woman leaning against a brick wall in a white jacket

A note from our editor, Elizabeth MacBride:

My daughter dropped an 18-year-old profundity the other day. “The pandemic saved us,” she said. “It gave us a new perspective on what was important.”

I thought of how a friend asked me recently why I thought some people who are already un-imaginably wealthy, wealthy far beyond any ability to spend it, stay focused on growing their business empires.

Mostly, I think it’s because of the culture of gamification that took hold in the 1980s, after the end of the Cold War. People are social creatures who respond to the cultures and environments they’re born into. Lacking the existential threat and the sense of values of imparted by the wars of the mid-20th century, many of the best and most ambitious people looked to business and technology to make their mark on the world. Size and money became the clearest measures of success – and more troublingly, of what was important.

That culture seems to be coming to an end, closed by a pandemic, and then a war that hits close to home, and the return of the threat of nuclear war.

In his address to the U.S. Congress, President Volodymyr Zelenskyy of Ukraine reminded us. “Strong doesn’t mean big,” he said. “Strong is brave and ready to fight for the life of his citizens and citizens of the world; for human rights; for freedom; for the right to live decently; and the right to die when your time comes and not when it’s wanted by someone else. By your neighbor.”

He was pleading for more support from America’s political leadership. But I think the address will stand as a sea change in the shift to a more values-based world. There is danger in this moment.

Peace is a value; but it can be won at the cost of the kind of mistaken moral clarity that leads to war. Historians look at the war in Ukraine and see its seeds in the way the lines were drawn after World War II, when communism began its transformation into the “Evil Empire.”

A shift toward a more values-based world will have practical ramifications for businesses, which will now be called on to make even more complicated judgements about where and with whom they work.

And I don’t believe the next generation will measure what’s valuable in the same way as ours did. In try to save his country, Zelenskyy was also speaking to young people like my daughter, who are looking for more to believe in.

This story and others on New Builders Dispatch are made possible by a sponsorship from the Ewing Marion Kauffman Foundation. The Ewing Marion Kauffman Foundation is a private, nonpartisan foundation that provides access to opportunities that help people achieve financial stability, upward mobility, and economic prosperity – regardless of race, gender, or geography. The Kansas City, Mo.-based foundation uses its grantmaking, research, programs, and initiatives to support the start and growth of new businesses, a more prepared workforce, and stronger communities. For more information, visit www.kauffman.org and connect with www.twitter.com/kauffmanfdn and www.facebook.com/kauffmanfdn.

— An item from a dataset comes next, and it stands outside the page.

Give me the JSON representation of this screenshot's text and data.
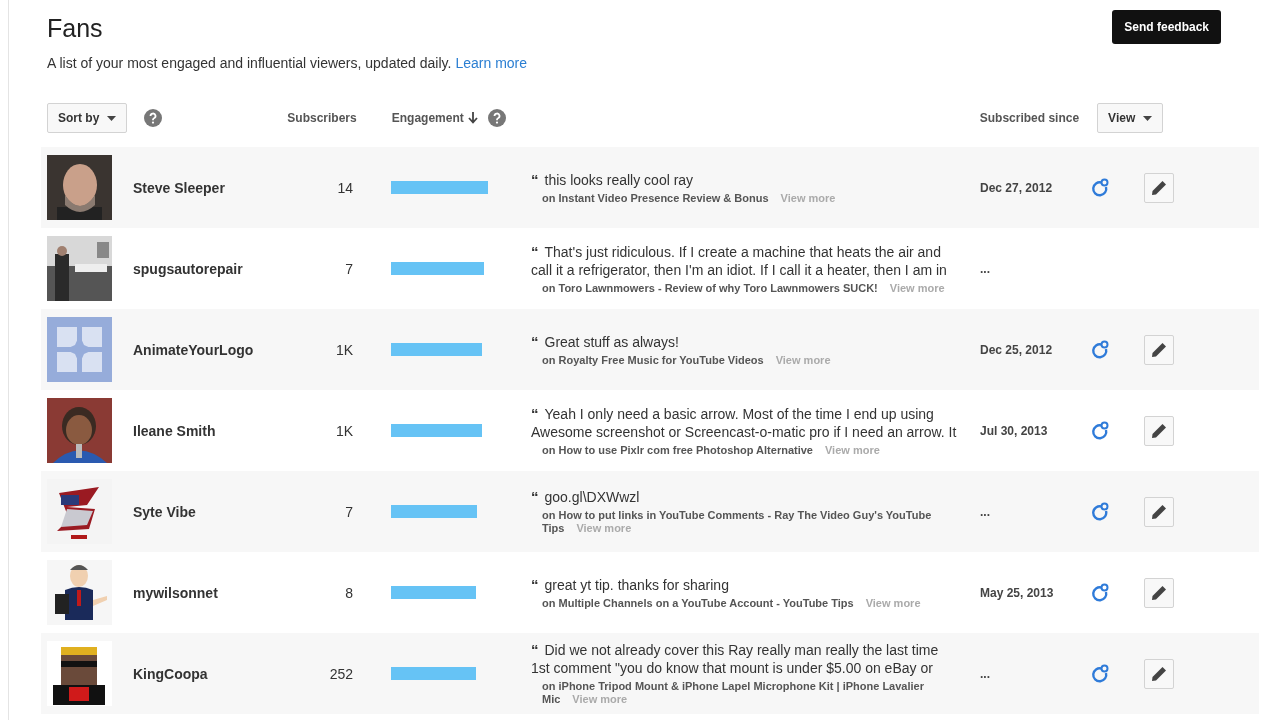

A business journalist for 20 years, am the founder of Times of Entrepreneurship and the co-author of The New Builders.